(Beginning of ENTRIES PROVIDED)
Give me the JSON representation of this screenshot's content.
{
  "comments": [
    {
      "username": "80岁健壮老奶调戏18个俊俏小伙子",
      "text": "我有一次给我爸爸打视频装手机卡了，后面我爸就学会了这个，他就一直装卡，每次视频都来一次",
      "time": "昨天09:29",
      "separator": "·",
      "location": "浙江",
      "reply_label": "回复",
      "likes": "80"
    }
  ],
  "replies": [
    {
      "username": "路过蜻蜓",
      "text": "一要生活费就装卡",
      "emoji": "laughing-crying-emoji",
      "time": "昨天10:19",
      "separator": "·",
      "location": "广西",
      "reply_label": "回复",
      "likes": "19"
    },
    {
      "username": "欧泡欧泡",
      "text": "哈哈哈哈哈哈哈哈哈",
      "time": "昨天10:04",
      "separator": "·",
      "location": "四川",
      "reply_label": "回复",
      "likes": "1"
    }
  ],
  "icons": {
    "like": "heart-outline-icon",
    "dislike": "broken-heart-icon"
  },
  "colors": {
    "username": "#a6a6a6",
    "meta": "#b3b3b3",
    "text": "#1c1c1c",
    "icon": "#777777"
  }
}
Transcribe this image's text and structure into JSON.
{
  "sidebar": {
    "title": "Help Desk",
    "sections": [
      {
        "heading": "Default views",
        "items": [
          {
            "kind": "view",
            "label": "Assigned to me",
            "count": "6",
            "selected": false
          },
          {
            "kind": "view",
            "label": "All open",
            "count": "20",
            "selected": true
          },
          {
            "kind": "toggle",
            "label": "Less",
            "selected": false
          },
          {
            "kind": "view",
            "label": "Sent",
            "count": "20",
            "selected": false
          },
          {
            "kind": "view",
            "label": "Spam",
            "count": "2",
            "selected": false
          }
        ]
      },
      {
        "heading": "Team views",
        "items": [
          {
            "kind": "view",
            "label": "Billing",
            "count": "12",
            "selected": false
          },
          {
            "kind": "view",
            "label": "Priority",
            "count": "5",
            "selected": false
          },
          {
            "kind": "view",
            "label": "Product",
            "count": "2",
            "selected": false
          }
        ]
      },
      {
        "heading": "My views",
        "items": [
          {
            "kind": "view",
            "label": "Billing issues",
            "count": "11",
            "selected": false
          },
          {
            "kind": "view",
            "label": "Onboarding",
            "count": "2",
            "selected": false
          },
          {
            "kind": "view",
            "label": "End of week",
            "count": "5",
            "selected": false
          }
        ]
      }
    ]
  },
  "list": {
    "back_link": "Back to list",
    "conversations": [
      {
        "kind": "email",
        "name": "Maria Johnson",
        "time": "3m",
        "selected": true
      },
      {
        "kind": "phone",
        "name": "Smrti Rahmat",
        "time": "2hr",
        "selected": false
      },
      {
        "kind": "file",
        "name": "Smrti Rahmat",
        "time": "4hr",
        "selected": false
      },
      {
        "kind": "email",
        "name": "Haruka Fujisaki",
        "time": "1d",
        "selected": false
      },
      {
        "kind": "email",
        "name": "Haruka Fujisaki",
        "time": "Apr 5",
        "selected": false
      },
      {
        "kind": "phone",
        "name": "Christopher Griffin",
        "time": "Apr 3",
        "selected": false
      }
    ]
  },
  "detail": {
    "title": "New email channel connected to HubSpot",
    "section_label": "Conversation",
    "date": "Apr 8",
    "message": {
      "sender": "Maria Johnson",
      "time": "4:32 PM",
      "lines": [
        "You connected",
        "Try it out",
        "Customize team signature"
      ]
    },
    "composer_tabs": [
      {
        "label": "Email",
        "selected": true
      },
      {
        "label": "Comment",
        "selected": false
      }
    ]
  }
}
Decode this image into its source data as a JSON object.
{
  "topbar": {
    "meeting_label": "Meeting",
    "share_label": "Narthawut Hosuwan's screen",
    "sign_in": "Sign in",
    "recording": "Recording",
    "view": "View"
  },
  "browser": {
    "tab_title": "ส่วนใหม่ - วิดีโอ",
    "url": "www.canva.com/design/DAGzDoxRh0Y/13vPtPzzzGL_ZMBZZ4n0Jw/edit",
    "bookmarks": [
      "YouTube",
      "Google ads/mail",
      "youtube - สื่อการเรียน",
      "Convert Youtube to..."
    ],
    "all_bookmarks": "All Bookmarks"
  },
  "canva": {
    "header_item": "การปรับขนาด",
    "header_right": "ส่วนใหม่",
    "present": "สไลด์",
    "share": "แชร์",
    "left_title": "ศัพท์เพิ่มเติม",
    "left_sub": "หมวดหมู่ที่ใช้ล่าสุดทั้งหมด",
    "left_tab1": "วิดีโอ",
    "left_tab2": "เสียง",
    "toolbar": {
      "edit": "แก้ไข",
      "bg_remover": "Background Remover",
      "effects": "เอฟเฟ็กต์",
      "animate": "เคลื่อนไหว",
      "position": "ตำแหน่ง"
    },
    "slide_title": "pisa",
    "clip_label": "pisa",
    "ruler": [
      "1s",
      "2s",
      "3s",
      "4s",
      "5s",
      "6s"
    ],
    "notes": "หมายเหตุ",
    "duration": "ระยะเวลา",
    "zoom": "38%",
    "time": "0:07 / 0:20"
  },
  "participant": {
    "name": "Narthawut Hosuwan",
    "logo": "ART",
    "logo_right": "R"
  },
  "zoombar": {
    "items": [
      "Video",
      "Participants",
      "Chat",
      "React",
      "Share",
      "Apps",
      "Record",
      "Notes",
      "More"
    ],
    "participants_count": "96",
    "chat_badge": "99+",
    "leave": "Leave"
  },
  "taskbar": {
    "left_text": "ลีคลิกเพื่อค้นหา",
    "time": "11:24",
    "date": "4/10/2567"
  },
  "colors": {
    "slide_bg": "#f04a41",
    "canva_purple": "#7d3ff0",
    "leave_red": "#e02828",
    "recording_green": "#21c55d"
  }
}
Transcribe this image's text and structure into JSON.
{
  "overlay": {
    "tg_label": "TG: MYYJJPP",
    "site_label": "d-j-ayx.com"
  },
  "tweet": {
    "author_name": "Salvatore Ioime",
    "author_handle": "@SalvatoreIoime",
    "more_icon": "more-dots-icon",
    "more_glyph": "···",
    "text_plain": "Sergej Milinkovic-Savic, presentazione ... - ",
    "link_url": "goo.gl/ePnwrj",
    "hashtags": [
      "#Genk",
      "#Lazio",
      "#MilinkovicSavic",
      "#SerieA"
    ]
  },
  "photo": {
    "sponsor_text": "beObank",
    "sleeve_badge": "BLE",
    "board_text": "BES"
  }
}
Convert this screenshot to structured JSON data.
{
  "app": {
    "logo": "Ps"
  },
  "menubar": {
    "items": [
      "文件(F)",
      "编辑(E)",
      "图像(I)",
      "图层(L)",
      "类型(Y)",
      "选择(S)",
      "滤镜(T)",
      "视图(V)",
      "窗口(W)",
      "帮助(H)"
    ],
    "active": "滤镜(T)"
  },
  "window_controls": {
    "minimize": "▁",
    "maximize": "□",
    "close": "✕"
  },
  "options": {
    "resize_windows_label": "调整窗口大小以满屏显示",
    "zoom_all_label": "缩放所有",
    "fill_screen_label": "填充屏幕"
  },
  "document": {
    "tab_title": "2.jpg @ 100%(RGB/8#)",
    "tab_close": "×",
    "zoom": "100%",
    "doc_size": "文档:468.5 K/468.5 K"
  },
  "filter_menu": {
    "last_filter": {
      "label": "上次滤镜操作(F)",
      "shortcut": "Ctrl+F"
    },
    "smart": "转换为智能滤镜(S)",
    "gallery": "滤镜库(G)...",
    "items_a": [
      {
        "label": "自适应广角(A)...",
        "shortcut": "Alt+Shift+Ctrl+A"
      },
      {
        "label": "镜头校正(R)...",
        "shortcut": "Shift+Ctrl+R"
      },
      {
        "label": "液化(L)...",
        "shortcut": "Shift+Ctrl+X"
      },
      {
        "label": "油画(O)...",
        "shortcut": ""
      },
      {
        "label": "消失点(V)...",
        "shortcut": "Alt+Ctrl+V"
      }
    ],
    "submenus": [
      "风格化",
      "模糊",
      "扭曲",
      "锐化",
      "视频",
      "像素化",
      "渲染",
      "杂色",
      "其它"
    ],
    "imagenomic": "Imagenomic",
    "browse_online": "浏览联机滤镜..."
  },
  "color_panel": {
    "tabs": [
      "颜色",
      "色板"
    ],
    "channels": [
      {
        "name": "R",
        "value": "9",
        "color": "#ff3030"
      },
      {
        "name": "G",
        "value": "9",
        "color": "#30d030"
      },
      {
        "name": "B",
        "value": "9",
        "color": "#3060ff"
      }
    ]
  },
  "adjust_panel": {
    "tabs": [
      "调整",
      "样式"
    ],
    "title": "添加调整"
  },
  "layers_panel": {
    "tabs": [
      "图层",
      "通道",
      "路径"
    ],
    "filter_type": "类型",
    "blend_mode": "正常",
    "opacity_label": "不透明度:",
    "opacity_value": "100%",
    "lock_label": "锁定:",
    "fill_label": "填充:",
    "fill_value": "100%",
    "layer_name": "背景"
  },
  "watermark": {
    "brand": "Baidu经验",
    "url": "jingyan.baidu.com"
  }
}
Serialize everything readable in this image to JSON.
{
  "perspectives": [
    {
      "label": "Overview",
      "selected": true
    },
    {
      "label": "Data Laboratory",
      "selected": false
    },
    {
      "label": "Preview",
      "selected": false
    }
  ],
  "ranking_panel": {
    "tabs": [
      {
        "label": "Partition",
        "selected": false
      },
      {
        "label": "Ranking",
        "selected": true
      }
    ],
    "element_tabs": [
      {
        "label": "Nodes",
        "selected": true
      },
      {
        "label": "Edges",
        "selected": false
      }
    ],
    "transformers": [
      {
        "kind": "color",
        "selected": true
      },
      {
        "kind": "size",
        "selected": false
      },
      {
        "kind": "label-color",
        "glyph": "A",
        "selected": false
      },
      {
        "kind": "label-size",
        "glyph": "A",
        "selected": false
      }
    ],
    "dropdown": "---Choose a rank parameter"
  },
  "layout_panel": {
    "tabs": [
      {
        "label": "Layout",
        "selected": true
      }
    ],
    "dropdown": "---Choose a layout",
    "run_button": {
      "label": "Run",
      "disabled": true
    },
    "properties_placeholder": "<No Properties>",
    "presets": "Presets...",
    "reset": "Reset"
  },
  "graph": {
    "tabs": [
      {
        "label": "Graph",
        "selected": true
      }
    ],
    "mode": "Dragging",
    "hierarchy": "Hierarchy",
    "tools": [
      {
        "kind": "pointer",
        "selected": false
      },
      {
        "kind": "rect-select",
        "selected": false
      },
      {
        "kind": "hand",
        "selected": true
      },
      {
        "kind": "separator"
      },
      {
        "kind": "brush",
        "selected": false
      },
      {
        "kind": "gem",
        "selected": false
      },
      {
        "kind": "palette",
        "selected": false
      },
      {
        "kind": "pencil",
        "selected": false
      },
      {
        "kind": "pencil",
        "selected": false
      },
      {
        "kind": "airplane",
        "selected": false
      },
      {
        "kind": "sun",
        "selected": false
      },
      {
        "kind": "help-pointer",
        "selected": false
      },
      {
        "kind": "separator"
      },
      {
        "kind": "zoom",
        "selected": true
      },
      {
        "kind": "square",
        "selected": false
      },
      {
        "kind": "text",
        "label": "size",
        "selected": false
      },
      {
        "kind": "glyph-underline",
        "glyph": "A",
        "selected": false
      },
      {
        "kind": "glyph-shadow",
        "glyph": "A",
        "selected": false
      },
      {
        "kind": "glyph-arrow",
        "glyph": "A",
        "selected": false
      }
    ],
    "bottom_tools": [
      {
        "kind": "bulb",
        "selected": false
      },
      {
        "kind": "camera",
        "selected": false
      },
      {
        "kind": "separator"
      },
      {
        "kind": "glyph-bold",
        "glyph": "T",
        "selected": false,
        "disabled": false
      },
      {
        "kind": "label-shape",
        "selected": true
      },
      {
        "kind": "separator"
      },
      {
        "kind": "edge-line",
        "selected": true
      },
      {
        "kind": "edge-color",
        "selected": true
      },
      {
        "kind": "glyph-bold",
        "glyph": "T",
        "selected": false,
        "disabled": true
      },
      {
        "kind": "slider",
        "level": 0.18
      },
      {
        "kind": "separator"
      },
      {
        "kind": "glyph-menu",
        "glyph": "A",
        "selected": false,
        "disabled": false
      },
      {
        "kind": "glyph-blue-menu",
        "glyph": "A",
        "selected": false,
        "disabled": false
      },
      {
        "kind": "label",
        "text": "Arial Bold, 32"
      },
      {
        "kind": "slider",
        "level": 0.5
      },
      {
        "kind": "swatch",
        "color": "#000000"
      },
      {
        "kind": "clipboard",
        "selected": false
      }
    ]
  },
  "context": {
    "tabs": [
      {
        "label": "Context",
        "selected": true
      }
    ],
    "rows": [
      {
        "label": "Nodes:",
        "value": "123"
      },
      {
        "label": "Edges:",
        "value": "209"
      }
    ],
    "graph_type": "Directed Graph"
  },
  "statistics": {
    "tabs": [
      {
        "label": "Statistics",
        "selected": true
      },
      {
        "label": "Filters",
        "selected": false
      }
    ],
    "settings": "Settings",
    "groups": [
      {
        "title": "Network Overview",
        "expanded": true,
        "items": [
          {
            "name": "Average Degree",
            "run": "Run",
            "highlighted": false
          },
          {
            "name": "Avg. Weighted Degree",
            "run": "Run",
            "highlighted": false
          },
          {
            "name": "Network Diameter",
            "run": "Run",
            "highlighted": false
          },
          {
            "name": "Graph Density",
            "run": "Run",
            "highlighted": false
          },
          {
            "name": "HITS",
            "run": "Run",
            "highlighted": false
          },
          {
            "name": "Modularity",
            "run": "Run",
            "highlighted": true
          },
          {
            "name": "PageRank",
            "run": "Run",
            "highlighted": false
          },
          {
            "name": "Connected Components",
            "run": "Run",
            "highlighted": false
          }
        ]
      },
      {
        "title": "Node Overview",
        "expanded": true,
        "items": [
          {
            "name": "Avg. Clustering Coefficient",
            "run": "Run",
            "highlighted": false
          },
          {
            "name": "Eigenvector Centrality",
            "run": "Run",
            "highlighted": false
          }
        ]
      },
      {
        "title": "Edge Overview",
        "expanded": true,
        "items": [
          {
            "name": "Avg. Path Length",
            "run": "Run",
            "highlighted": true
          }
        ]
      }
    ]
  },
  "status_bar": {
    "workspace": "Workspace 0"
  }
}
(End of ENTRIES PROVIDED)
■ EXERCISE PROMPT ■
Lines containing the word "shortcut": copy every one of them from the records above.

■ FINISHED EXERCISE ■
      "shortcut": "Ctrl+F"
        "shortcut": "Alt+Shift+Ctrl+A"
        "shortcut": "Shift+Ctrl+R"
        "shortcut": "Shift+Ctrl+X"
        "shortcut": ""
        "shortcut": "Alt+Ctrl+V"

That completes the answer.